INEOS to give 6 percent of shale gas income to homeowners
Swiss-based chemicals multinational INEOS Group Limited has announced it will give 6% of its shale gas revenues to communities, landowners and homeowners in the United Kingdom who live directly above its shale gas operations.
INEOS, which expects to become a major shale gas industry operator, estimates that over the life of its business it will be giving away £2.5 billion ($4.05 billion).
According to INEOS, it is common practice in the United States to share shale gas profits. It believes the gesture will encourage people to support shale gas production in their neighborhoods.
INEOS founder and chairman, Jim Ratcliffe, said:
“We think this is a game changer for Britain.
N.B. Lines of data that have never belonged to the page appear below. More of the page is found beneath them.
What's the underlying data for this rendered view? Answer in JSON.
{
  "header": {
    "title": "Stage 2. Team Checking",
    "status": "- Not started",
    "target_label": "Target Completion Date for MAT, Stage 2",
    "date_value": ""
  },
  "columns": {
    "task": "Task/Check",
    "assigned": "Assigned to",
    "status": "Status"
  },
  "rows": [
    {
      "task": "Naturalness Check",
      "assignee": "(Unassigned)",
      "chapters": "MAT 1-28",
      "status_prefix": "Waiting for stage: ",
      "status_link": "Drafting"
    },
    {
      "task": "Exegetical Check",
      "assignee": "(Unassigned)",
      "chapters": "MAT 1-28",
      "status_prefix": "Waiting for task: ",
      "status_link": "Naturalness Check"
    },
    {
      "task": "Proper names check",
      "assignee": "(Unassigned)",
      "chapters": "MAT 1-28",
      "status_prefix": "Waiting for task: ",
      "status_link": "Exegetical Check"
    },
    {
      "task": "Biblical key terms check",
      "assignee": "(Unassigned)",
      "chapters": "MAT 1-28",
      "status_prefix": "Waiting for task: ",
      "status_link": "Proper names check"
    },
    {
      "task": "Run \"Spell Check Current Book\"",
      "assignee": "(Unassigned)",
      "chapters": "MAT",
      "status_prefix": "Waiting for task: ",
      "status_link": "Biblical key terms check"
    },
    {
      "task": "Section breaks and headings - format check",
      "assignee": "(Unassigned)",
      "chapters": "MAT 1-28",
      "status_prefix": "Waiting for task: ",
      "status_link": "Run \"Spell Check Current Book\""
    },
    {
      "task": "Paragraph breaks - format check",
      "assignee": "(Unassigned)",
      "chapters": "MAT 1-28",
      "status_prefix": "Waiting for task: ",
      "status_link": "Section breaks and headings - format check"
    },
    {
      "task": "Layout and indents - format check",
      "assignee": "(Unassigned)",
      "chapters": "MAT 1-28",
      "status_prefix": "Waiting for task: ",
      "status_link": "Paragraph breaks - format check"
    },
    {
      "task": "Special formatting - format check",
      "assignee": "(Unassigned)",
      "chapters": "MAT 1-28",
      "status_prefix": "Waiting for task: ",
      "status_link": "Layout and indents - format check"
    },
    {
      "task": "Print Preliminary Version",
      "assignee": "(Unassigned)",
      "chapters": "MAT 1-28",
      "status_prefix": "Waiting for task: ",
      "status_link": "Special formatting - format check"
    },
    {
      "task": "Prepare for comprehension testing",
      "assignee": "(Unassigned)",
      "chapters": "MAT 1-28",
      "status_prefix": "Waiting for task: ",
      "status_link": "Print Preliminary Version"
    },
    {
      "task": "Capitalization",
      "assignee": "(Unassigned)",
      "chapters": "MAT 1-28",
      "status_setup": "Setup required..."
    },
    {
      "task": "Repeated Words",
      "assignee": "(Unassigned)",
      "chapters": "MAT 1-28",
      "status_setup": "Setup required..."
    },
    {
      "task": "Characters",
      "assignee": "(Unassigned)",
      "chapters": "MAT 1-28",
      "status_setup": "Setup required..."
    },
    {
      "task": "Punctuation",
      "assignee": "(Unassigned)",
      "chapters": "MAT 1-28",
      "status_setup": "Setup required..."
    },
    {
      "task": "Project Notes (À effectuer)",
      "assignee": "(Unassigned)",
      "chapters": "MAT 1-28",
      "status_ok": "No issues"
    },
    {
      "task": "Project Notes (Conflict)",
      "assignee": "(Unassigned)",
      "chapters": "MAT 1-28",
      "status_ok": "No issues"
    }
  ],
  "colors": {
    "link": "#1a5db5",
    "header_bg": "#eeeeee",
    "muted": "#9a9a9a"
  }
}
Giving 6% of the revenues to those living above our Shale gas operations will give them a real stake in the success of the venture and encourage the development of the whole Shale gas industry.”
Sharing shale gas income is a game changer, Jim Ratcliffe believes.
As an example, INEOS says that people living in a 100 square-kilometer shale gas community would share about £375 million.
Landowners and homeowners directly above the wells would share about £250 million in a 100 square kilometer shale gas community.
The remaining people in the shale gas community would split £125 million between them, which could be used towards community centers, parks, new schools, and even hospitals.
During a single well’s lifetime, land and home owners would receive more than £1.3 million, while the community would get about £600,000.
Mr. Ratcliffe added:
“Giving 6% of revenues to those directly above Shale gas wells means the rewards are fairly shared by everyone. It’s what they do in the USA and we think it is right to do this here. It democratises the Shale gas revolution.”
INEOS says it is one of the few companies able to use shale gas as both a fuel and a feedstock in its manufacturing facilities. It currently spends hundreds of millions of pounds importing shale gas from the United States to its Grangemouth plant in Scotland.
Mr. Radcliffe believes the UK shale gas industry has the potential to create tens of thousands of direct and indirect new jobs.